INPUT MATERIAL:
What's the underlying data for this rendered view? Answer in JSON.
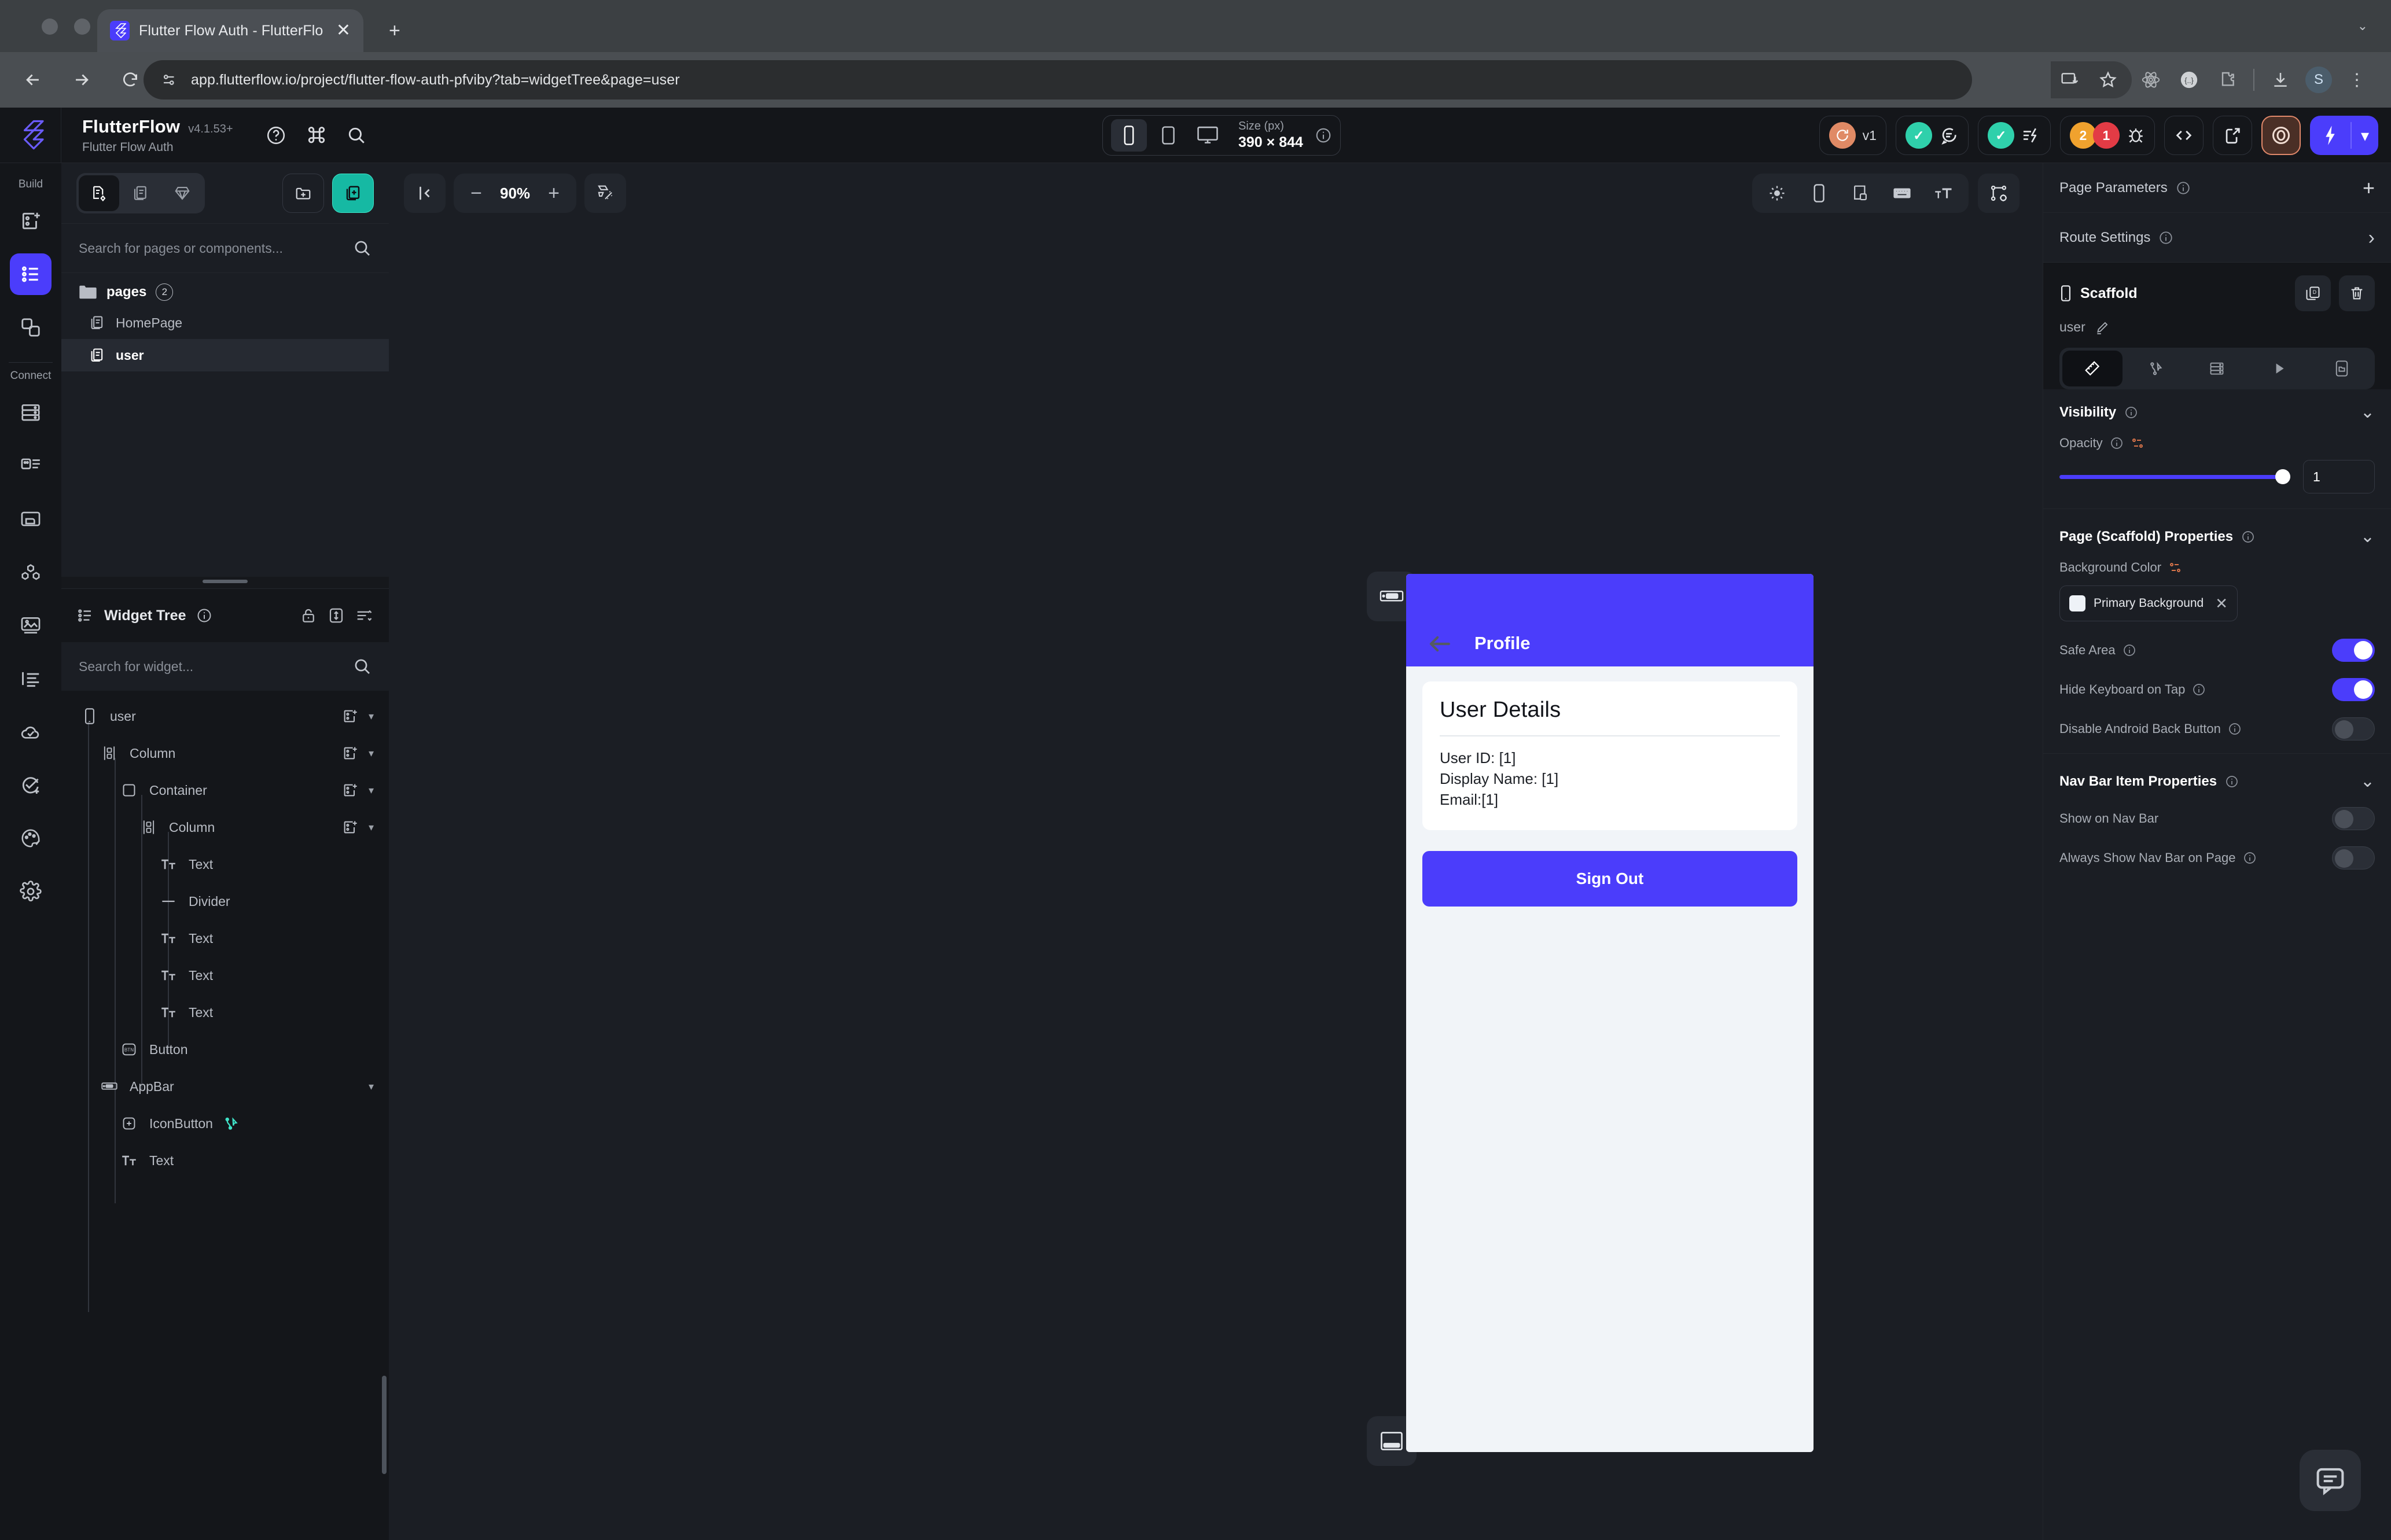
{
  "browser": {
    "tab": {
      "title": "Flutter Flow Auth - FlutterFlo",
      "favicon": "flutterflow-logo-icon",
      "close_label": "✕"
    },
    "new_tab_label": "+",
    "url": "app.flutterflow.io/project/flutter-flow-auth-pfviby?tab=widgetTree&page=user",
    "nav": {
      "back": "back-arrow",
      "forward": "forward-arrow",
      "reload": "reload-icon"
    },
    "toolbar_icons": [
      "install-app-icon",
      "bookmark-star-icon",
      "react-devtools-icon",
      "json-viewer-icon",
      "extension-icon",
      "downloads-icon"
    ],
    "profile_initial": "S",
    "menu_label": "⋮"
  },
  "ff_header": {
    "brand": "FlutterFlow",
    "version": "v4.1.53+",
    "project": "Flutter Flow Auth",
    "icons": [
      "help-circle-icon",
      "command-icon",
      "search-icon"
    ],
    "device_sizes": [
      {
        "name": "phone",
        "active": true
      },
      {
        "name": "tablet",
        "active": false
      },
      {
        "name": "desktop",
        "active": false
      }
    ],
    "size_label": "Size (px)",
    "size_value": "390 × 844",
    "right": {
      "version_badge": "v1",
      "comments_check": "✓",
      "issues_check": "✓",
      "warning_count": "2",
      "error_count": "1",
      "code_icon": "code-brackets-icon",
      "deploy_icon": "share-export-icon",
      "preview_icon": "eye-preview-icon",
      "run_icon": "lightning-run-icon",
      "run_chevron": "▾"
    },
    "accent": "#4b3dfb"
  },
  "rail": {
    "build_label": "Build",
    "connect_label": "Connect",
    "build_items": [
      {
        "name": "new-page-icon",
        "active": false
      },
      {
        "name": "widget-tree-icon",
        "active": true
      },
      {
        "name": "components-icon",
        "active": false
      }
    ],
    "connect_items": [
      {
        "name": "database-icon"
      },
      {
        "name": "app-state-icon"
      },
      {
        "name": "media-folder-icon"
      },
      {
        "name": "api-integrations-icon"
      },
      {
        "name": "assets-image-icon"
      },
      {
        "name": "localization-icon"
      },
      {
        "name": "cloud-functions-icon"
      },
      {
        "name": "tests-icon"
      },
      {
        "name": "theme-palette-icon"
      },
      {
        "name": "settings-gear-icon"
      }
    ]
  },
  "pages_panel": {
    "segments": [
      {
        "name": "pages-and-components-tab",
        "active": true
      },
      {
        "name": "pages-tab",
        "active": false
      },
      {
        "name": "components-tab",
        "active": false
      }
    ],
    "new_folder_label": "new-folder-icon",
    "new_page_label": "add-page-icon",
    "search_placeholder": "Search for pages or components...",
    "folder": {
      "label": "pages",
      "count": "2"
    },
    "pages": [
      {
        "label": "HomePage",
        "selected": false
      },
      {
        "label": "user",
        "selected": true
      }
    ]
  },
  "widget_tree": {
    "title": "Widget Tree",
    "header_icons": [
      "lock-icon",
      "expand-vertical-icon",
      "sort-collapse-icon"
    ],
    "search_placeholder": "Search for widget...",
    "items": [
      {
        "label": "user",
        "icon": "phone-icon",
        "depth": 0,
        "has_add": true,
        "has_chevron": true
      },
      {
        "label": "Column",
        "icon": "column-icon",
        "depth": 1,
        "has_add": true,
        "has_chevron": true
      },
      {
        "label": "Container",
        "icon": "container-icon",
        "depth": 2,
        "has_add": true,
        "has_chevron": true
      },
      {
        "label": "Column",
        "icon": "column-icon",
        "depth": 3,
        "has_add": true,
        "has_chevron": true
      },
      {
        "label": "Text",
        "icon": "text-icon",
        "depth": 4,
        "has_add": false,
        "has_chevron": false
      },
      {
        "label": "Divider",
        "icon": "divider-icon",
        "depth": 4,
        "has_add": false,
        "has_chevron": false
      },
      {
        "label": "Text",
        "icon": "text-icon",
        "depth": 4,
        "has_add": false,
        "has_chevron": false
      },
      {
        "label": "Text",
        "icon": "text-icon",
        "depth": 4,
        "has_add": false,
        "has_chevron": false
      },
      {
        "label": "Text",
        "icon": "text-icon",
        "depth": 4,
        "has_add": false,
        "has_chevron": false
      },
      {
        "label": "Button",
        "icon": "button-icon",
        "depth": 2,
        "has_add": false,
        "has_chevron": false
      },
      {
        "label": "AppBar",
        "icon": "appbar-icon",
        "depth": 1,
        "has_add": false,
        "has_chevron": true
      },
      {
        "label": "IconButton",
        "icon": "icon-button-icon",
        "depth": 2,
        "has_add": false,
        "has_chevron": false,
        "has_action": true
      },
      {
        "label": "Text",
        "icon": "text-icon",
        "depth": 2,
        "has_add": false,
        "has_chevron": false
      }
    ]
  },
  "canvas": {
    "collapse_icon": "collapse-left-icon",
    "zoom_out": "−",
    "zoom_value": "90%",
    "zoom_in": "+",
    "magic_icon": "magic-wand-icon",
    "right_tools": [
      "theme-sun-icon",
      "device-phone-icon",
      "split-view-icon",
      "keyboard-icon",
      "text-size-icon"
    ],
    "widget_settings_icon": "widget-palette-icon",
    "badges": [
      "appbar-badge-icon",
      "bottom-bar-badge-icon"
    ],
    "preview": {
      "appbar_title": "Profile",
      "back_icon": "back-arrow-icon",
      "card_title": "User Details",
      "lines": [
        "User ID: [1]",
        "Display Name: [1]",
        "Email:[1]"
      ],
      "button_label": "Sign Out",
      "appbar_color": "#4b3dfb",
      "bg_color": "#f1f4f8"
    }
  },
  "right_panel": {
    "page_parameters": {
      "label": "Page Parameters",
      "add": "+"
    },
    "route_settings": {
      "label": "Route Settings",
      "chevron": "›"
    },
    "selected": {
      "type": "Scaffold",
      "name": "user",
      "edit_icon": "pencil-edit-icon",
      "duplicate_icon": "duplicate-icon",
      "delete_icon": "trash-icon"
    },
    "tabs": [
      {
        "name": "properties-tab",
        "icon": "ruler-pencil-icon",
        "active": true
      },
      {
        "name": "actions-tab",
        "icon": "actions-flow-icon",
        "active": false
      },
      {
        "name": "backend-query-tab",
        "icon": "database-icon",
        "active": false
      },
      {
        "name": "animations-tab",
        "icon": "play-icon",
        "active": false
      },
      {
        "name": "page-state-tab",
        "icon": "page-state-icon",
        "active": false
      }
    ],
    "visibility": {
      "title": "Visibility",
      "opacity_label": "Opacity",
      "opacity_value": "1",
      "opacity_percent": 100,
      "chevron": "⌄"
    },
    "scaffold_props": {
      "title": "Page (Scaffold) Properties",
      "chevron": "⌄",
      "background_color_label": "Background Color",
      "background_color_value": "Primary Background",
      "background_swatch": "#eef2f7",
      "toggles": [
        {
          "label": "Safe Area",
          "on": true,
          "info": true
        },
        {
          "label": "Hide Keyboard on Tap",
          "on": true,
          "info": true
        },
        {
          "label": "Disable Android Back Button",
          "on": false,
          "info": true
        }
      ]
    },
    "navbar_props": {
      "title": "Nav Bar Item Properties",
      "chevron": "⌄",
      "toggles": [
        {
          "label": "Show on Nav Bar",
          "on": false,
          "info": false
        },
        {
          "label": "Always Show Nav Bar on Page",
          "on": false,
          "info": true
        }
      ]
    }
  },
  "intercom": {
    "icon": "chat-bubble-icon"
  }
}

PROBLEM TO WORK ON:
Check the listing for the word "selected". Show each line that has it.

OUTPUT BELOW:
        "selected": false
        "selected": true
    "selected": {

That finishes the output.